§ **DATA TO PROCESS**:
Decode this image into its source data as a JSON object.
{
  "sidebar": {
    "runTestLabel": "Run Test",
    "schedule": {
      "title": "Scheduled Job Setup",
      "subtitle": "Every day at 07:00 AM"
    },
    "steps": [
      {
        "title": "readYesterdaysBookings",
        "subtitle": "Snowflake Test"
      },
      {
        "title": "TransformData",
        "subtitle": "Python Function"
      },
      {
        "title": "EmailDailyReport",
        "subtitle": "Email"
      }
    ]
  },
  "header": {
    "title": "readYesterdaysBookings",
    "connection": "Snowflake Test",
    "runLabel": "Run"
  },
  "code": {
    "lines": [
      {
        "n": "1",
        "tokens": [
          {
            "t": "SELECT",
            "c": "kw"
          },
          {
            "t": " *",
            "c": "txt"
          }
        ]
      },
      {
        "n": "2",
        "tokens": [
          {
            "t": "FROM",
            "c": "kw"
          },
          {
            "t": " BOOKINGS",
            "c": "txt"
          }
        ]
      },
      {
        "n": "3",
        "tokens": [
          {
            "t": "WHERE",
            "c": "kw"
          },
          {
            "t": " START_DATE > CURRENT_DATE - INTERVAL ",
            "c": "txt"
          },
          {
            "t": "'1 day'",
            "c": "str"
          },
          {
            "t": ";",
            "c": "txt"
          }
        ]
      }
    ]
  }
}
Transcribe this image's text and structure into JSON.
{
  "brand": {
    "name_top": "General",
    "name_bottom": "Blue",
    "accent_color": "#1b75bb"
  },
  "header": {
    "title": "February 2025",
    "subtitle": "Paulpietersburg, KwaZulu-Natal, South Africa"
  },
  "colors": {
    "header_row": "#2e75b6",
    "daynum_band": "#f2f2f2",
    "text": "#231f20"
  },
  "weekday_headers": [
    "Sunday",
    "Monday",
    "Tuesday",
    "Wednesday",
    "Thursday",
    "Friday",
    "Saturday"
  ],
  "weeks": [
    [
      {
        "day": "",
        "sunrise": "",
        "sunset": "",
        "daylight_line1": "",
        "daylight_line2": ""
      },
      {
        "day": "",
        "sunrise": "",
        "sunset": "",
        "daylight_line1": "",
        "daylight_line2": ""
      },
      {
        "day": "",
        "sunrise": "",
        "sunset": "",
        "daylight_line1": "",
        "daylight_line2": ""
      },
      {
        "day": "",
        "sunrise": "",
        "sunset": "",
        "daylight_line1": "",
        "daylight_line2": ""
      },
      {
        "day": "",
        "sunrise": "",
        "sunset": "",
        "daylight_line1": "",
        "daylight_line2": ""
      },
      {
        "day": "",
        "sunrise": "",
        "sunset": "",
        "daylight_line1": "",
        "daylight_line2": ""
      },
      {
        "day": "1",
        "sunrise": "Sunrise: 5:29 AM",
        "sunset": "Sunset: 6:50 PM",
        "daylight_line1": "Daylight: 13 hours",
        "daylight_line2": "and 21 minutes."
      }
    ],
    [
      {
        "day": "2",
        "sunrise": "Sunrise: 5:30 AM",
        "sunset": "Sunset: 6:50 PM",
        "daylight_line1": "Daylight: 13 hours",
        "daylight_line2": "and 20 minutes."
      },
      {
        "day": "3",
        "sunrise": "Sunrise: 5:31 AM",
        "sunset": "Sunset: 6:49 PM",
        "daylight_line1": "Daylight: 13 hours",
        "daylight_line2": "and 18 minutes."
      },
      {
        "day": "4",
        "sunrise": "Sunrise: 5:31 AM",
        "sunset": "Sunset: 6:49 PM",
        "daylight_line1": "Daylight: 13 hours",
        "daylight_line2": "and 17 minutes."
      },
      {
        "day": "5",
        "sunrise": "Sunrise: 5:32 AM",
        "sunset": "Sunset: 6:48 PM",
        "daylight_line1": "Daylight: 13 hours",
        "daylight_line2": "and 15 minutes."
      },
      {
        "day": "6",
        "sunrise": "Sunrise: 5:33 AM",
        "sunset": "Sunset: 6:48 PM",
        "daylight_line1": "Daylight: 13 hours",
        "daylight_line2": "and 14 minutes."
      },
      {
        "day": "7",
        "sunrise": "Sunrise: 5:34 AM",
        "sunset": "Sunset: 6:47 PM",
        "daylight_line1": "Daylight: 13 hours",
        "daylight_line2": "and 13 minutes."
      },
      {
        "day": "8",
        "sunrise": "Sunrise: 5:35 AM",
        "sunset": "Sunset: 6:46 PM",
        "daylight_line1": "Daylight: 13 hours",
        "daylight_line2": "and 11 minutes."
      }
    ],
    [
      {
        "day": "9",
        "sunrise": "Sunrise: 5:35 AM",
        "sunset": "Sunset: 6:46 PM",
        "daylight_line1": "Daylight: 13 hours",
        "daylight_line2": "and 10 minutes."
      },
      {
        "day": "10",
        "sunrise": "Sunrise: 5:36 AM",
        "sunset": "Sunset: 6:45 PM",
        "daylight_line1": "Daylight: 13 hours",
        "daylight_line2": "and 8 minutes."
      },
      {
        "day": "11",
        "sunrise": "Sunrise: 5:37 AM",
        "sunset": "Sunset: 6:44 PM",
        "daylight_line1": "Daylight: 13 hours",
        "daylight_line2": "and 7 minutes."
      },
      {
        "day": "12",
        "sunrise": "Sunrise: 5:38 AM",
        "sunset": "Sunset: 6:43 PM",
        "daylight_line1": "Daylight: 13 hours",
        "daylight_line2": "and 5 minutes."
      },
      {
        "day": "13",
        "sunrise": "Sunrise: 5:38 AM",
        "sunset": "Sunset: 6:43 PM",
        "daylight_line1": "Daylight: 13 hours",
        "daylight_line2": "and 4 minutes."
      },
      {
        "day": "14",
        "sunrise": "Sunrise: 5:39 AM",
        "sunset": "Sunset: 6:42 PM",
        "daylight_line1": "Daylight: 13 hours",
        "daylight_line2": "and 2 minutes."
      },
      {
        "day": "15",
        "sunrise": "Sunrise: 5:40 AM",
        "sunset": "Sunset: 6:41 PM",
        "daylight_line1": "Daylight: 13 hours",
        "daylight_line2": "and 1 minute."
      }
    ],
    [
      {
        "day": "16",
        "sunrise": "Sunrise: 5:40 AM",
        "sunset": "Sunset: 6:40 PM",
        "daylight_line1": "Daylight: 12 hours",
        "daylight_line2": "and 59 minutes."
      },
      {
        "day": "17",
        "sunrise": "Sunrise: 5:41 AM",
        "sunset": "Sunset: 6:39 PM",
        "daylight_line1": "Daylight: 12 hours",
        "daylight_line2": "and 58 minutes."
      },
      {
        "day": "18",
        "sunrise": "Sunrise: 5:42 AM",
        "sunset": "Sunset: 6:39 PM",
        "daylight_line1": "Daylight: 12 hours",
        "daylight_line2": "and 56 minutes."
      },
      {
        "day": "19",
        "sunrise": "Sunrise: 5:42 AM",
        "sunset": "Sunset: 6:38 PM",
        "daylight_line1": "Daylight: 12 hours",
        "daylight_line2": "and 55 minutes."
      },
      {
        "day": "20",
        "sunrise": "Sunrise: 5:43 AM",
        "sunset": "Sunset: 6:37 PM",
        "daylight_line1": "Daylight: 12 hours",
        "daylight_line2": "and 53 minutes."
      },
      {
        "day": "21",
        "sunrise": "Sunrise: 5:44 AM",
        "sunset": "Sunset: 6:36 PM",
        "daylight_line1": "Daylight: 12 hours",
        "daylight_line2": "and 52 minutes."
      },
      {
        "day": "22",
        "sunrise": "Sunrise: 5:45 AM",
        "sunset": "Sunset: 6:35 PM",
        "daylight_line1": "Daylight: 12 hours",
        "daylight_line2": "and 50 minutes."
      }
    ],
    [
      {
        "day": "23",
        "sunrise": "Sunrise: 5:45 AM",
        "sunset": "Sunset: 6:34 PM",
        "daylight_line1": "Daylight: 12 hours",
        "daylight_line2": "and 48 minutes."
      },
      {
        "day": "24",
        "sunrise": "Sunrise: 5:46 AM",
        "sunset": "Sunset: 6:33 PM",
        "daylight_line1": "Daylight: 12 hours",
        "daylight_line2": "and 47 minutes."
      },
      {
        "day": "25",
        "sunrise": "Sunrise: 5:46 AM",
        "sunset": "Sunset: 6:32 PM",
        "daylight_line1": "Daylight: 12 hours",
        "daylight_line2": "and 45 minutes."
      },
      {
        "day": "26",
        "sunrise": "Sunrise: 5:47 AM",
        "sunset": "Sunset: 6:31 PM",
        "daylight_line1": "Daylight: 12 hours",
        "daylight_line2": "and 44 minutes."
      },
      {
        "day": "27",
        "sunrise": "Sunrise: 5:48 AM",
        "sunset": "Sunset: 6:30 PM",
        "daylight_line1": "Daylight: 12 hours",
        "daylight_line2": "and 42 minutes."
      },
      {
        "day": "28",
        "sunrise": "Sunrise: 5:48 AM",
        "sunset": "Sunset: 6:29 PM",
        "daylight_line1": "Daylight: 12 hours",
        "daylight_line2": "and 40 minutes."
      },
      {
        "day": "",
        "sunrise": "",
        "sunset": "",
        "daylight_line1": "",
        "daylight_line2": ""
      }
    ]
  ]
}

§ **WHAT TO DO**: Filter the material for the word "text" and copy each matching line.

§ **SOLVED EXERCISE**:
Transcribe this image's text and structure into JSON.
    "text": "#231f20"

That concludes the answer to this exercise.